FISHERS, Ind. (WISH) - After more than a month-long debate, food trucks are coming to Fishers.
The mobile concessions ordinance passed the council Monday evening with a vote of 5-2.
The ordinance is similar to those in Indianapolis, Noblesville and Carmel.
Not every council member was on board with the decision.
Member Scott Faultless voted against the ordinance. He said the Fishers Chamber of Commerce and numerous business owners have also taken a stance against the ordinance, noting that they pay property taxes.
"This ordinance picks winners and losers. The existing restaurants are subsidizing the existence of food trucks… this is government at its best in terms of picking winners and losers," said Faultless.
When one council member tried to introduce an amendment Monday evening limiting where food trucks could go, conversation picked up.
"We are not reinventing the wheel here, we are not amending the US constitution. If we have problems with food trucks in a free enterprise system, by golly, we'll go and change it," said Pete Peterson, Vice President of the Council.
The ordinance as passed allows food trucks vendors to operate year round in Fishers. They must purchase an annual permit for $200 for each food truck, excluding some special events, where they'll need to sign a "Memoradum of Understanding" with the Parks Department to operate.
"We're happy. We want to do business here, and in Hamilton County as a whole. It seems like the trend is allowing that to happen for food trucks," said Adam Perry, owner of Taco Lassi food truck. "If they want the option, we provide that. We are not interested in setting up downtown and taking customers from businesses. My understanding is that cities that embrace food trucks have a more vibrant scene for food in general."
Food truck operators will have to pay for a permit to operate.

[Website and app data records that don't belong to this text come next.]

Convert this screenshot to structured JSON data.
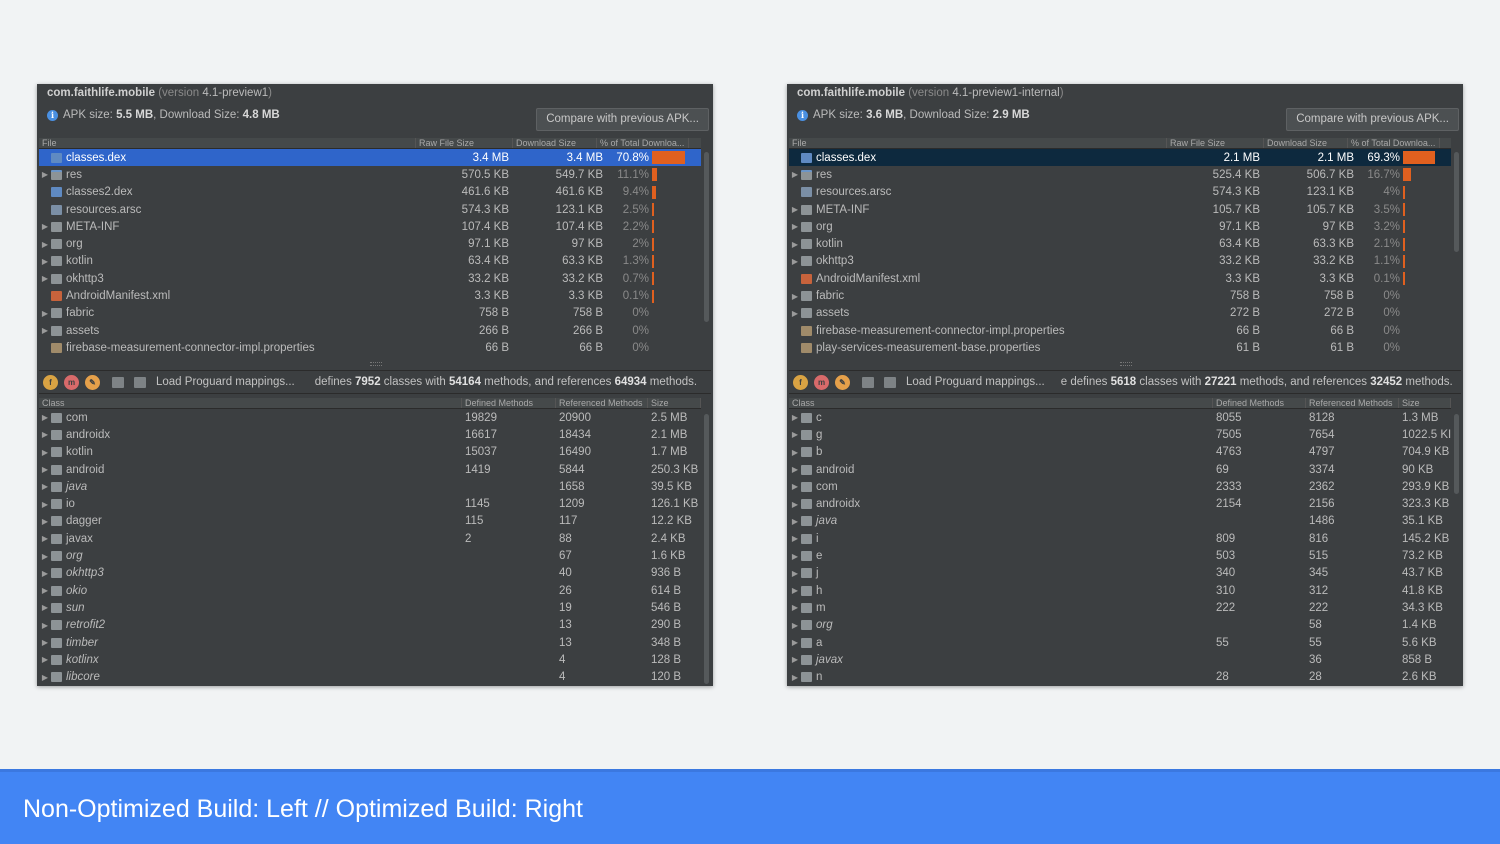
{
  "colors": {
    "accent": "#e0601f",
    "selection_left": "#2f65ca",
    "selection_right": "#0d293e",
    "footer": "#4285f4",
    "panel_bg": "#3c3f41"
  },
  "left": {
    "package": "com.faithlife.mobile",
    "version_prefix": "(version ",
    "version": "4.1-preview1",
    "version_suffix": ")",
    "apk_label": "APK size: ",
    "apk_size": "5.5 MB",
    "download_label": ", Download Size: ",
    "download_size": "4.8 MB",
    "compare_button": "Compare with previous APK...",
    "file_headers": [
      "File",
      "Raw File Size",
      "Download Size",
      "% of Total Downloa..."
    ],
    "files": [
      {
        "arrow": "",
        "icon": "dex-icon",
        "name": "classes.dex",
        "raw": "3.4 MB",
        "dl": "3.4 MB",
        "pct": "70.8%",
        "share": 70.8,
        "selected": true
      },
      {
        "arrow": "▶",
        "icon": "res-folder-icon",
        "name": "res",
        "raw": "570.5 KB",
        "dl": "549.7 KB",
        "pct": "11.1%",
        "share": 11.1
      },
      {
        "arrow": "",
        "icon": "dex-icon",
        "name": "classes2.dex",
        "raw": "461.6 KB",
        "dl": "461.6 KB",
        "pct": "9.4%",
        "share": 9.4
      },
      {
        "arrow": "",
        "icon": "arsc-icon",
        "name": "resources.arsc",
        "raw": "574.3 KB",
        "dl": "123.1 KB",
        "pct": "2.5%",
        "share": 2.5
      },
      {
        "arrow": "▶",
        "icon": "folder-icon",
        "name": "META-INF",
        "raw": "107.4 KB",
        "dl": "107.4 KB",
        "pct": "2.2%",
        "share": 2.2
      },
      {
        "arrow": "▶",
        "icon": "folder-icon",
        "name": "org",
        "raw": "97.1 KB",
        "dl": "97 KB",
        "pct": "2%",
        "share": 2.0
      },
      {
        "arrow": "▶",
        "icon": "folder-icon",
        "name": "kotlin",
        "raw": "63.4 KB",
        "dl": "63.3 KB",
        "pct": "1.3%",
        "share": 1.3
      },
      {
        "arrow": "▶",
        "icon": "folder-icon",
        "name": "okhttp3",
        "raw": "33.2 KB",
        "dl": "33.2 KB",
        "pct": "0.7%",
        "share": 0.7
      },
      {
        "arrow": "",
        "icon": "xml-icon",
        "name": "AndroidManifest.xml",
        "raw": "3.3 KB",
        "dl": "3.3 KB",
        "pct": "0.1%",
        "share": 0.1
      },
      {
        "arrow": "▶",
        "icon": "folder-icon",
        "name": "fabric",
        "raw": "758 B",
        "dl": "758 B",
        "pct": "0%",
        "share": 0
      },
      {
        "arrow": "▶",
        "icon": "folder-icon",
        "name": "assets",
        "raw": "266 B",
        "dl": "266 B",
        "pct": "0%",
        "share": 0
      },
      {
        "arrow": "",
        "icon": "properties-icon",
        "name": "firebase-measurement-connector-impl.properties",
        "raw": "66 B",
        "dl": "66 B",
        "pct": "0%",
        "share": 0
      }
    ],
    "load_proguard": "Load Proguard mappings...",
    "summary": {
      "prefix": "defines ",
      "classes": "7952",
      "mid1": " classes with ",
      "methods": "54164",
      "mid2": " methods, and references ",
      "refs": "64934",
      "suffix": " methods."
    },
    "class_headers": [
      "Class",
      "Defined Methods",
      "Referenced Methods",
      "Size"
    ],
    "classes": [
      {
        "name": "com",
        "defined": "19829",
        "referenced": "20900",
        "size": "2.5 MB",
        "italic": false
      },
      {
        "name": "androidx",
        "defined": "16617",
        "referenced": "18434",
        "size": "2.1 MB",
        "italic": false
      },
      {
        "name": "kotlin",
        "defined": "15037",
        "referenced": "16490",
        "size": "1.7 MB",
        "italic": false
      },
      {
        "name": "android",
        "defined": "1419",
        "referenced": "5844",
        "size": "250.3 KB",
        "italic": false
      },
      {
        "name": "java",
        "defined": "",
        "referenced": "1658",
        "size": "39.5 KB",
        "italic": true
      },
      {
        "name": "io",
        "defined": "1145",
        "referenced": "1209",
        "size": "126.1 KB",
        "italic": false
      },
      {
        "name": "dagger",
        "defined": "115",
        "referenced": "117",
        "size": "12.2 KB",
        "italic": false
      },
      {
        "name": "javax",
        "defined": "2",
        "referenced": "88",
        "size": "2.4 KB",
        "italic": false
      },
      {
        "name": "org",
        "defined": "",
        "referenced": "67",
        "size": "1.6 KB",
        "italic": true
      },
      {
        "name": "okhttp3",
        "defined": "",
        "referenced": "40",
        "size": "936 B",
        "italic": true
      },
      {
        "name": "okio",
        "defined": "",
        "referenced": "26",
        "size": "614 B",
        "italic": true
      },
      {
        "name": "sun",
        "defined": "",
        "referenced": "19",
        "size": "546 B",
        "italic": true
      },
      {
        "name": "retrofit2",
        "defined": "",
        "referenced": "13",
        "size": "290 B",
        "italic": true
      },
      {
        "name": "timber",
        "defined": "",
        "referenced": "13",
        "size": "348 B",
        "italic": true
      },
      {
        "name": "kotlinx",
        "defined": "",
        "referenced": "4",
        "size": "128 B",
        "italic": true
      },
      {
        "name": "libcore",
        "defined": "",
        "referenced": "4",
        "size": "120 B",
        "italic": true
      }
    ]
  },
  "right": {
    "package": "com.faithlife.mobile",
    "version_prefix": "(version ",
    "version": "4.1-preview1-internal",
    "version_suffix": ")",
    "apk_label": "APK size: ",
    "apk_size": "3.6 MB",
    "download_label": ", Download Size: ",
    "download_size": "2.9 MB",
    "compare_button": "Compare with previous APK...",
    "file_headers": [
      "File",
      "Raw File Size",
      "Download Size",
      "% of Total Downloa..."
    ],
    "files": [
      {
        "arrow": "",
        "icon": "dex-icon",
        "name": "classes.dex",
        "raw": "2.1 MB",
        "dl": "2.1 MB",
        "pct": "69.3%",
        "share": 69.3,
        "selected": true
      },
      {
        "arrow": "▶",
        "icon": "res-folder-icon",
        "name": "res",
        "raw": "525.4 KB",
        "dl": "506.7 KB",
        "pct": "16.7%",
        "share": 16.7
      },
      {
        "arrow": "",
        "icon": "arsc-icon",
        "name": "resources.arsc",
        "raw": "574.3 KB",
        "dl": "123.1 KB",
        "pct": "4%",
        "share": 4.0
      },
      {
        "arrow": "▶",
        "icon": "folder-icon",
        "name": "META-INF",
        "raw": "105.7 KB",
        "dl": "105.7 KB",
        "pct": "3.5%",
        "share": 3.5
      },
      {
        "arrow": "▶",
        "icon": "folder-icon",
        "name": "org",
        "raw": "97.1 KB",
        "dl": "97 KB",
        "pct": "3.2%",
        "share": 3.2
      },
      {
        "arrow": "▶",
        "icon": "folder-icon",
        "name": "kotlin",
        "raw": "63.4 KB",
        "dl": "63.3 KB",
        "pct": "2.1%",
        "share": 2.1
      },
      {
        "arrow": "▶",
        "icon": "folder-icon",
        "name": "okhttp3",
        "raw": "33.2 KB",
        "dl": "33.2 KB",
        "pct": "1.1%",
        "share": 1.1
      },
      {
        "arrow": "",
        "icon": "xml-icon",
        "name": "AndroidManifest.xml",
        "raw": "3.3 KB",
        "dl": "3.3 KB",
        "pct": "0.1%",
        "share": 0.1
      },
      {
        "arrow": "▶",
        "icon": "folder-icon",
        "name": "fabric",
        "raw": "758 B",
        "dl": "758 B",
        "pct": "0%",
        "share": 0
      },
      {
        "arrow": "▶",
        "icon": "folder-icon",
        "name": "assets",
        "raw": "272 B",
        "dl": "272 B",
        "pct": "0%",
        "share": 0
      },
      {
        "arrow": "",
        "icon": "properties-icon",
        "name": "firebase-measurement-connector-impl.properties",
        "raw": "66 B",
        "dl": "66 B",
        "pct": "0%",
        "share": 0
      },
      {
        "arrow": "",
        "icon": "properties-icon",
        "name": "play-services-measurement-base.properties",
        "raw": "61 B",
        "dl": "61 B",
        "pct": "0%",
        "share": 0
      }
    ],
    "load_proguard": "Load Proguard mappings...",
    "summary": {
      "prefix": "e defines ",
      "classes": "5618",
      "mid1": " classes with ",
      "methods": "27221",
      "mid2": " methods, and references ",
      "refs": "32452",
      "suffix": " methods."
    },
    "class_headers": [
      "Class",
      "Defined Methods",
      "Referenced Methods",
      "Size"
    ],
    "classes": [
      {
        "name": "c",
        "defined": "8055",
        "referenced": "8128",
        "size": "1.3 MB",
        "italic": false
      },
      {
        "name": "g",
        "defined": "7505",
        "referenced": "7654",
        "size": "1022.5 KI",
        "italic": false
      },
      {
        "name": "b",
        "defined": "4763",
        "referenced": "4797",
        "size": "704.9 KB",
        "italic": false
      },
      {
        "name": "android",
        "defined": "69",
        "referenced": "3374",
        "size": "90 KB",
        "italic": false
      },
      {
        "name": "com",
        "defined": "2333",
        "referenced": "2362",
        "size": "293.9 KB",
        "italic": false
      },
      {
        "name": "androidx",
        "defined": "2154",
        "referenced": "2156",
        "size": "323.3 KB",
        "italic": false
      },
      {
        "name": "java",
        "defined": "",
        "referenced": "1486",
        "size": "35.1 KB",
        "italic": true
      },
      {
        "name": "i",
        "defined": "809",
        "referenced": "816",
        "size": "145.2 KB",
        "italic": false
      },
      {
        "name": "e",
        "defined": "503",
        "referenced": "515",
        "size": "73.2 KB",
        "italic": false
      },
      {
        "name": "j",
        "defined": "340",
        "referenced": "345",
        "size": "43.7 KB",
        "italic": false
      },
      {
        "name": "h",
        "defined": "310",
        "referenced": "312",
        "size": "41.8 KB",
        "italic": false
      },
      {
        "name": "m",
        "defined": "222",
        "referenced": "222",
        "size": "34.3 KB",
        "italic": false
      },
      {
        "name": "org",
        "defined": "",
        "referenced": "58",
        "size": "1.4 KB",
        "italic": true
      },
      {
        "name": "a",
        "defined": "55",
        "referenced": "55",
        "size": "5.6 KB",
        "italic": false
      },
      {
        "name": "javax",
        "defined": "",
        "referenced": "36",
        "size": "858 B",
        "italic": true
      },
      {
        "name": "n",
        "defined": "28",
        "referenced": "28",
        "size": "2.6 KB",
        "italic": false
      }
    ]
  },
  "footer": {
    "text": "Non-Optimized Build: Left // Optimized Build: Right"
  }
}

The ordinance goes into effect after its published, likely within 30 days.
To see the full ordinance, click here.
Fishers Ordinance Mirrors Carmel, Indy, Noblesville

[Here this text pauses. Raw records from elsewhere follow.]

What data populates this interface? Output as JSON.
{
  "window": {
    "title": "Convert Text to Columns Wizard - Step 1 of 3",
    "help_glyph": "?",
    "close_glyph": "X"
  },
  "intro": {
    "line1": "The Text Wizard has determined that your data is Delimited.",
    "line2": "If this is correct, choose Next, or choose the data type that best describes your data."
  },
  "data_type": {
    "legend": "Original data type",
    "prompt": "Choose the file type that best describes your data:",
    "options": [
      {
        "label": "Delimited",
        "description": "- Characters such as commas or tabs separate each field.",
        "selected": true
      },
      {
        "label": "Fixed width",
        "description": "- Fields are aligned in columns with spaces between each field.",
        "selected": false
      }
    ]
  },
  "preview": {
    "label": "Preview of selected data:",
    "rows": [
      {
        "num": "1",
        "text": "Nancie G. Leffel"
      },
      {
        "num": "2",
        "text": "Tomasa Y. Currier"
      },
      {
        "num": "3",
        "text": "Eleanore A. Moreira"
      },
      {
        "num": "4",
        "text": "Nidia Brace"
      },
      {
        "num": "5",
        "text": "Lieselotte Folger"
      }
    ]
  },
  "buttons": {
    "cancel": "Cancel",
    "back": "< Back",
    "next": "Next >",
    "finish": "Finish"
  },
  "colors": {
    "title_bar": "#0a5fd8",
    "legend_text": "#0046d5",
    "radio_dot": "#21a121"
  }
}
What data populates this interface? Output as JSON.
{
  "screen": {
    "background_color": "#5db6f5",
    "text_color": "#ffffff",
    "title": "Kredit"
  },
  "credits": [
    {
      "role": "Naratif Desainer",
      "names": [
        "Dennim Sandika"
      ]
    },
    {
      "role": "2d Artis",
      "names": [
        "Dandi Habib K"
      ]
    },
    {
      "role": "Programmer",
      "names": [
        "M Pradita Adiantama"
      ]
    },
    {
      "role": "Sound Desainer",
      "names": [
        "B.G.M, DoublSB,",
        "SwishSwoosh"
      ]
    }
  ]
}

Food trucks have become popular over the past year in Indianapolis. The City of Carmel recently passed an ordinance allowing vendors to operate.

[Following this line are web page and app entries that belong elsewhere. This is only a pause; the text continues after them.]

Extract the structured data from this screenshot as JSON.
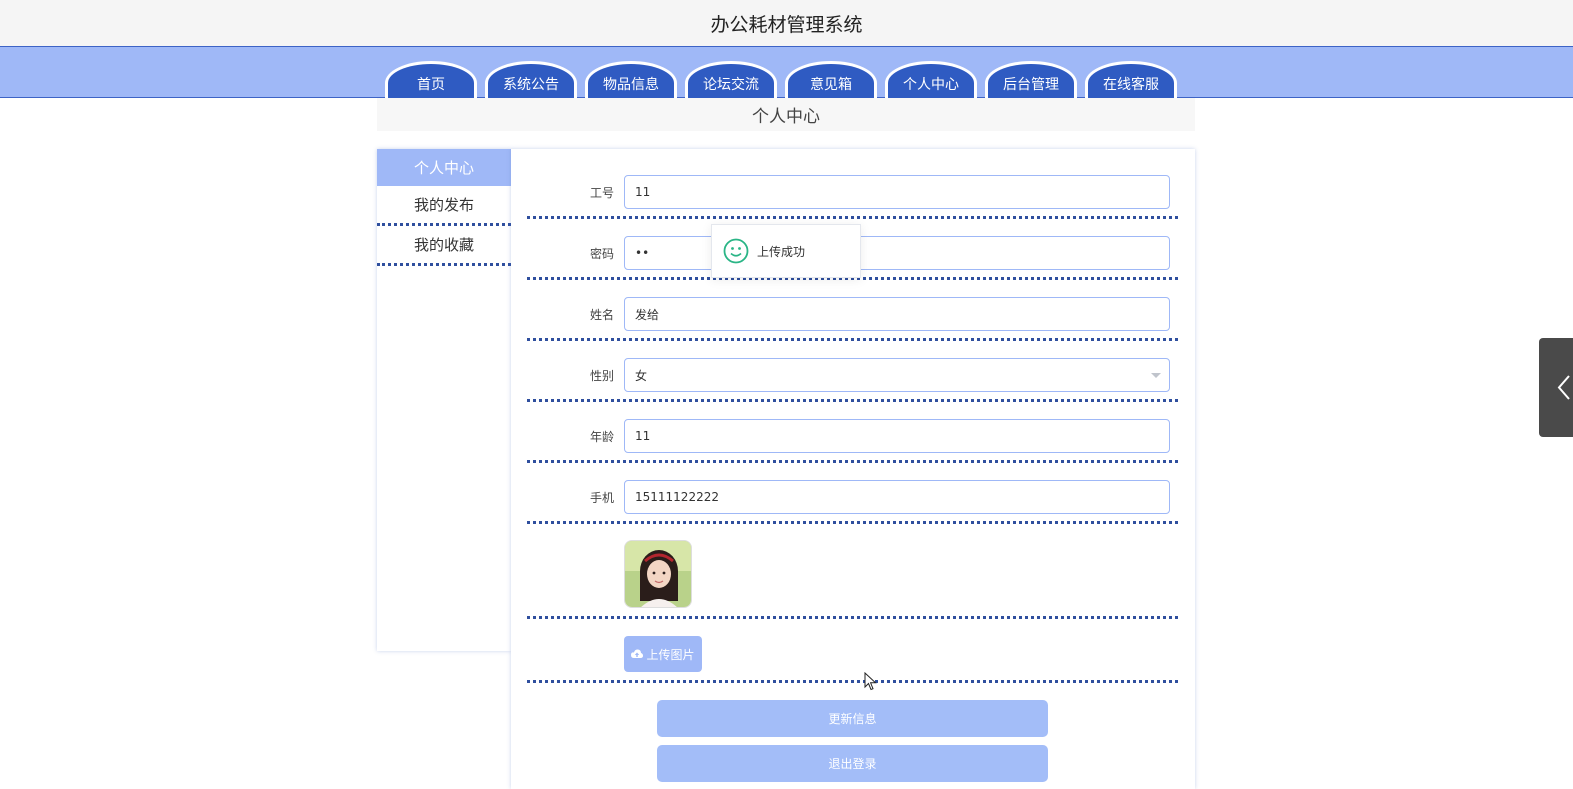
{
  "app": {
    "title": "办公耗材管理系统"
  },
  "nav": {
    "tabs": [
      "首页",
      "系统公告",
      "物品信息",
      "论坛交流",
      "意见箱",
      "个人中心",
      "后台管理",
      "在线客服"
    ]
  },
  "page": {
    "heading": "个人中心"
  },
  "sidebar": {
    "items": [
      "个人中心",
      "我的发布",
      "我的收藏"
    ],
    "active_index": 0
  },
  "form": {
    "employee_id": {
      "label": "工号",
      "value": "11"
    },
    "password": {
      "label": "密码",
      "value": "••"
    },
    "name": {
      "label": "姓名",
      "value": "发给"
    },
    "gender": {
      "label": "性别",
      "value": "女"
    },
    "age": {
      "label": "年龄",
      "value": "11"
    },
    "phone": {
      "label": "手机",
      "value": "15111122222"
    },
    "upload_label": "上传图片",
    "update_label": "更新信息",
    "logout_label": "退出登录"
  },
  "toast": {
    "message": "上传成功",
    "icon": "smile-icon"
  },
  "colors": {
    "accent": "#9fb8f7",
    "nav_tab": "#2f5bc2",
    "divider": "#2f4f9e",
    "success": "#2ab586"
  }
}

"Its convenience for customers. They can just step right outside we are fast so you don't have to wait a long time we are not expensive either. You are saving a lot of money, it's fast you are eating good food so it is kind of a win-win for everybody involved," said Nitin Naidu who owns and operates Spice Box.
On Monday, Naidu parked his truck up outside a north side office building near Meridian and 96th. Customer Tim Elkin says food trucks usually turn up everyday. He's a big fan.
"In weather like this it isn't convenient to go out and get in the car. You just walk outside and there it is" said Elkin.
"It's a very popular item that people want in a community. A lot of residents have expressed a desire to have them in the community. But at the same time, we have had some concerns from the businesses that already exist here and pay taxes. So it is a tricky public policy question to answer," said Fishers Town Manager Scott Fadness Monday afternoon.
Snow that moved through Central Indiana this week has wrapped up, leaving some areas with more than 10 inches of snow.
Free bags of salt will be available to the public Saturday after snow moved through Central Indiana this week.
Police were searching for suspects early Saturday morning in connection to a burglary that occurred on the city's north side.